= The task =
Look through the data below for the string "zoom", and copy every line where it turns up.

====== Records provided ======

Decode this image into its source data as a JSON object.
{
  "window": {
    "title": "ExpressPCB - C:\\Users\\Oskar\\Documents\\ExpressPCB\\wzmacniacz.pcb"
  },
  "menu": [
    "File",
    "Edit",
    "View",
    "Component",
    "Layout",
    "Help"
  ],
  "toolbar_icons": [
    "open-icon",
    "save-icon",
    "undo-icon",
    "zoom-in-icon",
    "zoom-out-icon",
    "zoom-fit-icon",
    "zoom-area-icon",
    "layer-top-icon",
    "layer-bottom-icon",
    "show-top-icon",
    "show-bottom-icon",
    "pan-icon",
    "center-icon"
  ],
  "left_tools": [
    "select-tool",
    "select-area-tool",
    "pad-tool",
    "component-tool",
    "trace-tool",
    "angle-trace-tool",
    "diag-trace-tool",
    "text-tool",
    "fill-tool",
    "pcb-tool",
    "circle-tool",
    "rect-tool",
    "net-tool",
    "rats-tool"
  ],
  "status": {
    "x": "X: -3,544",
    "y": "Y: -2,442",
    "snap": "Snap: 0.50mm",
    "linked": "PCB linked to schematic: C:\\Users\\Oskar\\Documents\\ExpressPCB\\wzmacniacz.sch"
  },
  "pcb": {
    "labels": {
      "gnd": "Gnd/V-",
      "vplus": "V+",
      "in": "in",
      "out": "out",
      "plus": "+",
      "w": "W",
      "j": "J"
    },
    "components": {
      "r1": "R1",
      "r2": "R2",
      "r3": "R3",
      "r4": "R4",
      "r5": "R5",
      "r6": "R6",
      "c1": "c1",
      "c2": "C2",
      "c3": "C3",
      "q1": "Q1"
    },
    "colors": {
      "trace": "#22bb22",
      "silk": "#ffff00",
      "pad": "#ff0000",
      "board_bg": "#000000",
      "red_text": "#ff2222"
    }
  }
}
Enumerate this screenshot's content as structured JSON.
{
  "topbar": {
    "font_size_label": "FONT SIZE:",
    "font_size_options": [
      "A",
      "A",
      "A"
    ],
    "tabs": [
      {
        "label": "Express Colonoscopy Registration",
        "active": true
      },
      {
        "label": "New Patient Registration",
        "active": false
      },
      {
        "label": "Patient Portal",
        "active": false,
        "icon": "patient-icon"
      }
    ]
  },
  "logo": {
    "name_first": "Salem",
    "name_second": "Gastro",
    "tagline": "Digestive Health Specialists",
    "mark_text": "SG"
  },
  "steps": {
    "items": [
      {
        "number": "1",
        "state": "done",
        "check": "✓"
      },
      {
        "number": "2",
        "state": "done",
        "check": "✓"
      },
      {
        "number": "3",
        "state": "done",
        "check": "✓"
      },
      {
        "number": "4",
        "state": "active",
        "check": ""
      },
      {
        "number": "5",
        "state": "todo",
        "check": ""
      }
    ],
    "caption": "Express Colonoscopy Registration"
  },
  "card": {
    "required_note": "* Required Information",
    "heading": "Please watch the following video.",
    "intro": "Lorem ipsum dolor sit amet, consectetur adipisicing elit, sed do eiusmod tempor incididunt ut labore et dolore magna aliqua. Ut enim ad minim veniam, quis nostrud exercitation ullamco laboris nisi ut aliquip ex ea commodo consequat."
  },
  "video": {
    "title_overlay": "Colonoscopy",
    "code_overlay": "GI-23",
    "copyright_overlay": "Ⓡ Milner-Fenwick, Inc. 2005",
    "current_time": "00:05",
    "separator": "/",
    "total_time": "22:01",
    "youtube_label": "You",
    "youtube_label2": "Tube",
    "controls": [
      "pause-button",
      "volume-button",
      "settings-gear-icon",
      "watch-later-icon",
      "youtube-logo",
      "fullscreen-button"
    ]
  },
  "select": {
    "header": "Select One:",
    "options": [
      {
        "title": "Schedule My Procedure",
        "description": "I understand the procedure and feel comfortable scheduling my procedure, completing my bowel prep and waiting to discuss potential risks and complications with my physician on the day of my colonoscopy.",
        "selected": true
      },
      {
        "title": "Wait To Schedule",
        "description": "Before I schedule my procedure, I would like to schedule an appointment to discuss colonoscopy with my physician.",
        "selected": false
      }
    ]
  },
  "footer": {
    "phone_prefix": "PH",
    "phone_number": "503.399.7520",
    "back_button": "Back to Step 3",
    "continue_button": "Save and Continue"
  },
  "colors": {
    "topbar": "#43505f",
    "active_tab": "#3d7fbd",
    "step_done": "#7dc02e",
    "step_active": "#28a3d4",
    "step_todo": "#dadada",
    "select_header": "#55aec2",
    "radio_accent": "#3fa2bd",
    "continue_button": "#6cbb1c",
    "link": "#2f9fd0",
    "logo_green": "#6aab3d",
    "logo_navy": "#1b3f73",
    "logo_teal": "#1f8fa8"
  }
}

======

= Exercise output =
    "zoom-in-icon",
    "zoom-out-icon",
    "zoom-fit-icon",
    "zoom-area-icon",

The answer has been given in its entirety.